I was in middle school when my mental health started deteriorating. Every day I would hide under tables, cover my ears, or hit my head. I would lash out at anyone who tried to help me. I was anxious 24/7. But I kept denying what was happening. I told myself that I was fine, that I was just going through a rough couple of days. Then days turned into weeks, and weeks into months.
Going into my eighth grade trip to Washington D.C., I was not doing great. I couldn’t sleep on that trip and would scratch my hands and arms raw every night. I was supposed to fly back with my class, but after getting a bloody nose in the airport, I lost it. The little control I was keeping over my brain broke and a full-fledged panic attack came on. I had to go to the hospital with my teachers and stay an extra night. But I recovered quickly and was able to fly back to Seattle the next day.
My freshman year, my brain couldn’t take any more pressure. On January 10, 2013, I broke again, much like the time in D.C., but this time I wasn’t able to bounce back. I was taken to the Inpatient Psychiatric Unit (IPU) at Seattle Children’s (now called the Psychiatry and Behavioral Medicine Unit, or PBMU). When I was first admitted, I couldn’t perform basic functions such as reading, eating or walking. My brain had decided to take a vacation and leave me hanging. It felt like every week I had a new diagnosis and a new treatment plan.
For the IPU, a “long stay” was considered two weeks. Yet after three months of being on the unit, I wasn’t getting better, I was getting worse.
My care team decided to transfer me to a long term residential behavioral treatment center in Tacoma. I spent the next year-and-a-half there. It took a long time, 612 days to be exact, before I was finally able to go home. But it wasn’t all peachy when I got home. I had a couple shorter stays at the IPU, but each time I got stronger, and each time I found something new to fight for.
My mental health mission
Mental health is something that affects everyone. Whether it is a bad mental health day or a mental health disorder, it is something we all will have to face at some point in our life. Mental health disorders and illness do not discriminate. It is an open door that any of us could walk through at any point in life. I know when I walked through that door, it felt like a train hitting me at full speed.
Throughout the years I have learned many things, but I think the most important has been that at the end of the day material things don’t matter. It doesn’t matter what kind of car you drive, what house you live in, or how many digits your bank account reaches. What matters is the relationships we have and the bonds we’ve worked so hard to build. We have to take care of each other.
And that is why I have decided to fight, not just for myself, but for all of those who have had similar stories.
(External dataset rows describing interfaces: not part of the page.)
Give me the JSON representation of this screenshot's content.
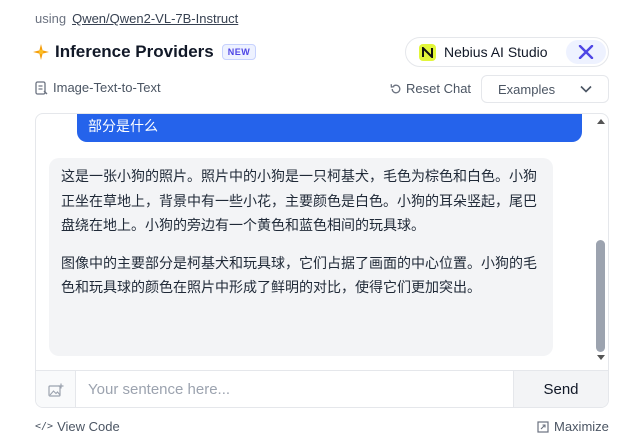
{
  "header": {
    "using_label": "using",
    "model_name": "Qwen/Qwen2-VL-7B-Instruct"
  },
  "providers": {
    "title": "Inference Providers",
    "badge": "NEW",
    "selected_provider": "Nebius AI Studio",
    "provider_icon": "nebius-logo-icon",
    "hf_icon": "huggingface-icon"
  },
  "toolbar": {
    "task_label": "Image-Text-to-Text",
    "reset_label": "Reset Chat",
    "examples_label": "Examples"
  },
  "chat": {
    "user_message": "部分是什么",
    "assistant_paragraphs": [
      "这是一张小狗的照片。照片中的小狗是一只柯基犬，毛色为棕色和白色。小狗正坐在草地上，背景中有一些小花，主要颜色是白色。小狗的耳朵竖起，尾巴盘绕在地上。小狗的旁边有一个黄色和蓝色相间的玩具球。",
      "图像中的主要部分是柯基犬和玩具球，它们占据了画面的中心位置。小狗的毛色和玩具球的颜色在照片中形成了鲜明的对比，使得它们更加突出。"
    ]
  },
  "input": {
    "placeholder": "Your sentence here...",
    "value": "",
    "send_label": "Send"
  },
  "footer": {
    "view_code_label": "View Code",
    "maximize_label": "Maximize"
  },
  "colors": {
    "user_bubble": "#2563eb",
    "assistant_bubble": "#f3f4f6",
    "badge_text": "#4f46e5",
    "nebius_accent": "#e2f63a"
  }
}
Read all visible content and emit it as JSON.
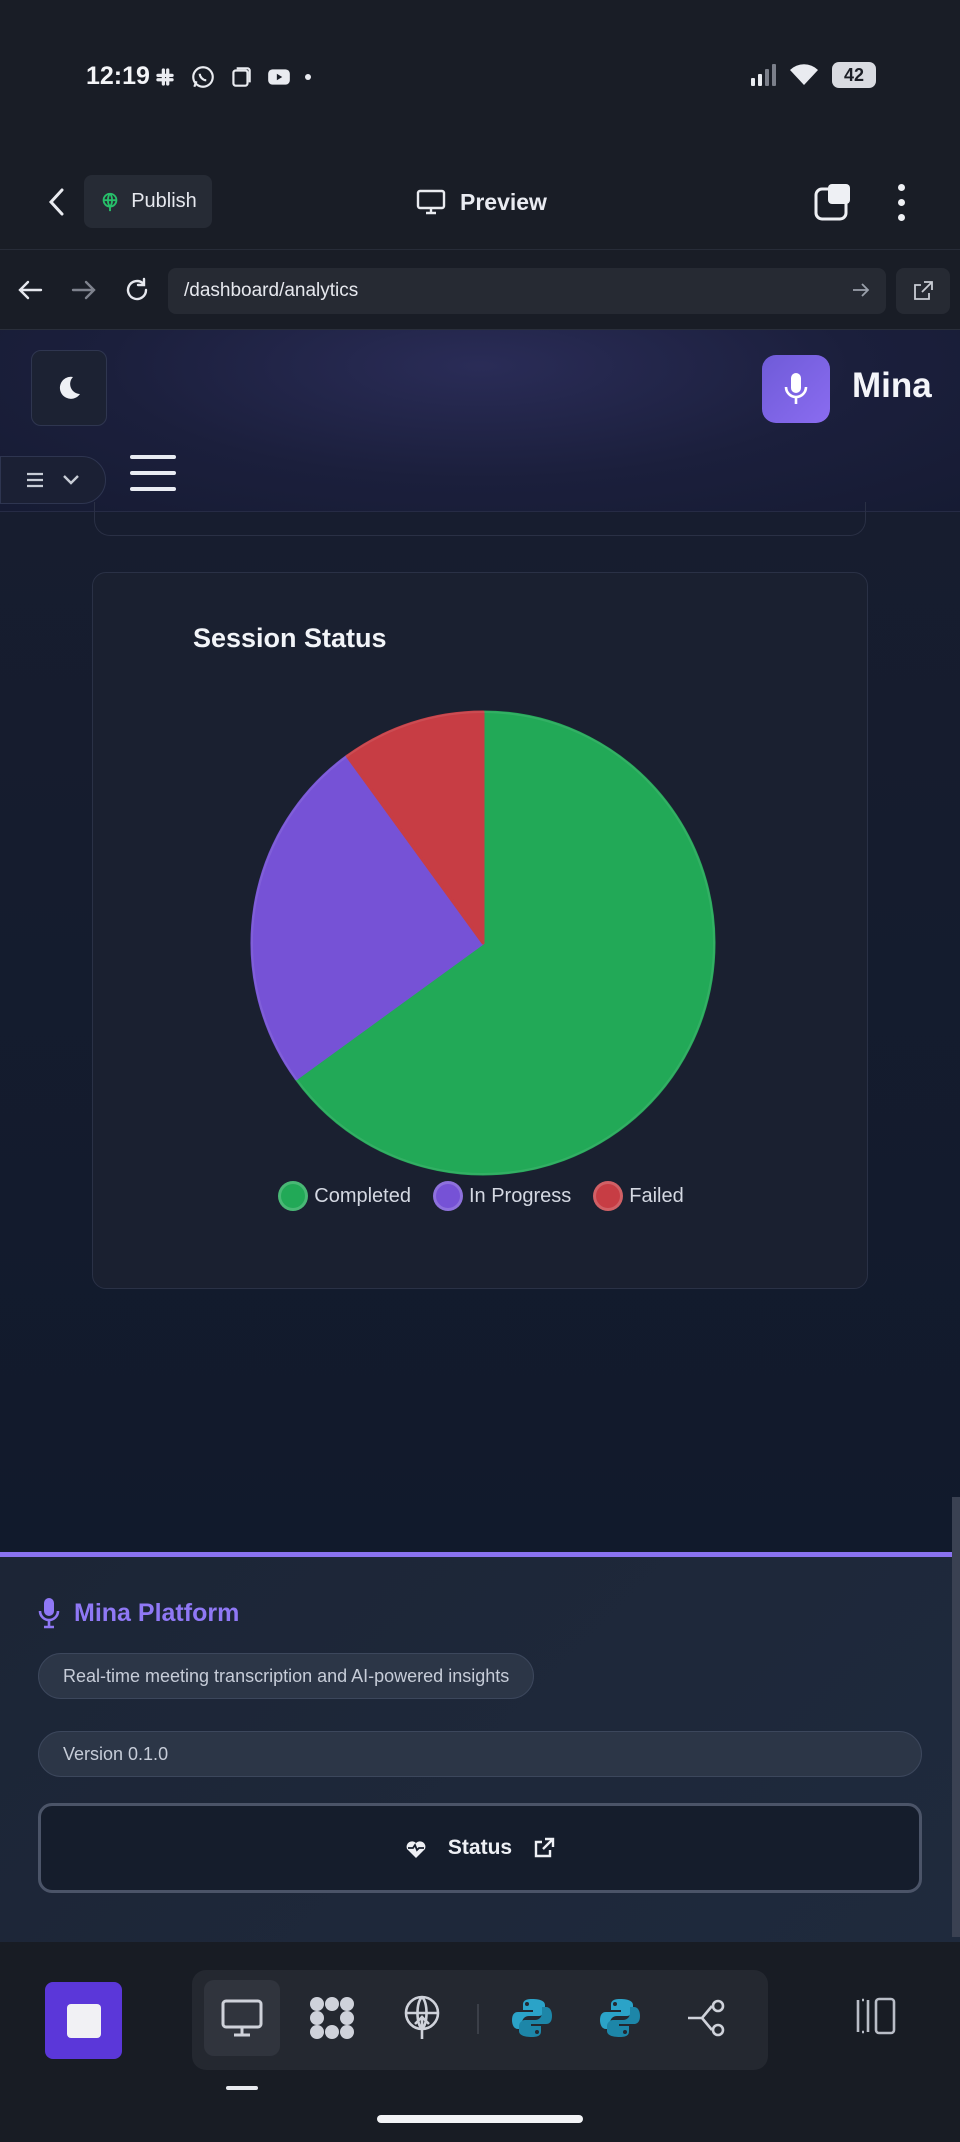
{
  "status_bar": {
    "time": "12:19",
    "battery": "42"
  },
  "toolbar": {
    "publish_label": "Publish",
    "preview_label": "Preview"
  },
  "browser": {
    "url": "/dashboard/analytics"
  },
  "header": {
    "brand": "Mina"
  },
  "chart_section": {
    "title": "Session Status"
  },
  "chart_data": {
    "type": "pie",
    "title": "Session Status",
    "slices": [
      {
        "label": "Completed",
        "value": 65,
        "color": "#22a957"
      },
      {
        "label": "In Progress",
        "value": 25,
        "color": "#7652d6"
      },
      {
        "label": "Failed",
        "value": 10,
        "color": "#c73d44"
      }
    ],
    "legend_position": "bottom"
  },
  "footer": {
    "brand": "Mina Platform",
    "tagline": "Real-time meeting transcription and AI-powered insights",
    "version": "Version 0.1.0",
    "status_label": "Status"
  },
  "colors": {
    "accent": "#8a72f0",
    "completed": "#22a957",
    "in_progress": "#7652d6",
    "failed": "#c73d44"
  },
  "dock": {
    "items": [
      "desktop-icon",
      "grid-apps-icon",
      "deploy-icon",
      "python-icon",
      "python-icon",
      "share-nodes-icon"
    ]
  }
}
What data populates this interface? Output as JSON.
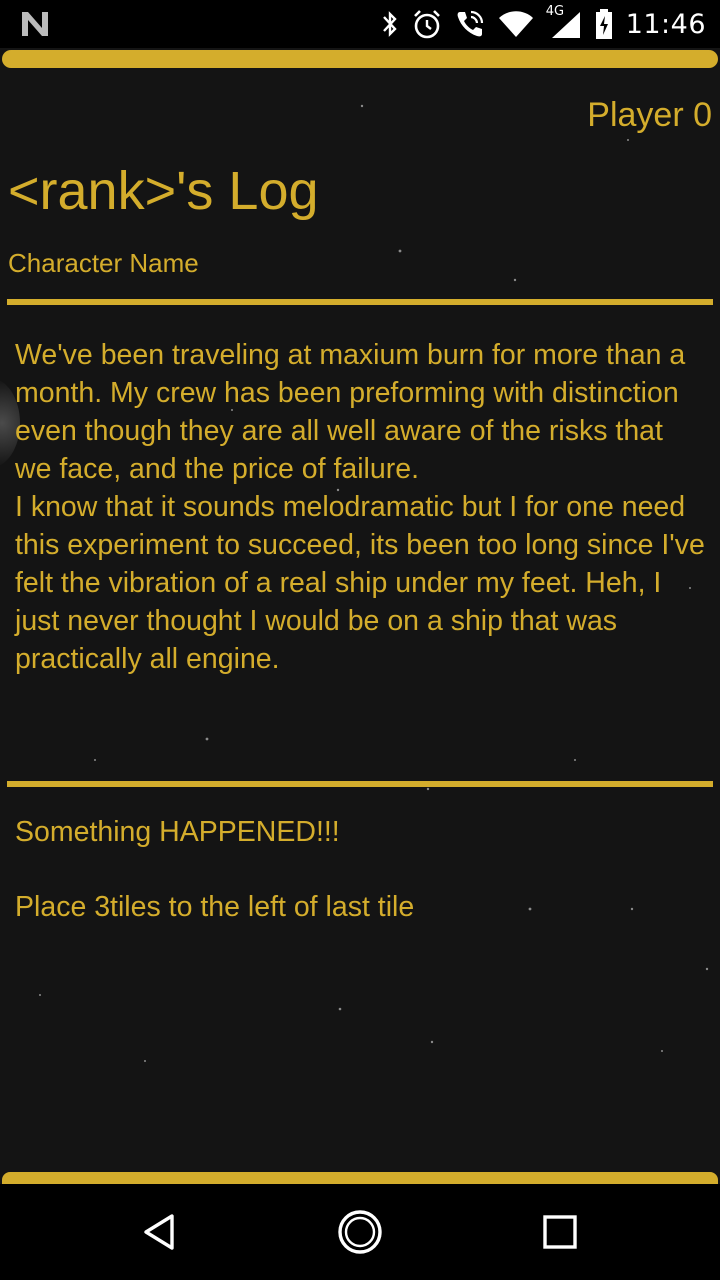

This past June, on behalf of Seattle Children’s and the Children’s Hospital Association, I went back to Washington D.C. for the first time since that episode in eighth grade. However, this time I was on a mission. I met with members of Congress to share my story and the story of so many others, while proposing recommendations on how we can improve access to mental health care, in the hopes to inspire them to help make a change so that others wouldn’t have to go through what I and so many others have gone through. My recommendations included prioritizing mental health in early childhood, funding for schools to implement mental health programs, and requiring states to establish response services for children experiencing mental health crises.
I went to show them that while my anxiety and Asperger syndrome are a part of me, I am so much more than my diagnosis. They didn’t define me in the hospital, they don’t define me now, and they will never define me.
At Seattle Children’s, a staff member taught me an acronym one day. HOPE. It got me through some of my darkest days and because of everyone who believed in me, even when I didn’t believe in myself, I am able to share it with you today.
Hold On, Pain Ends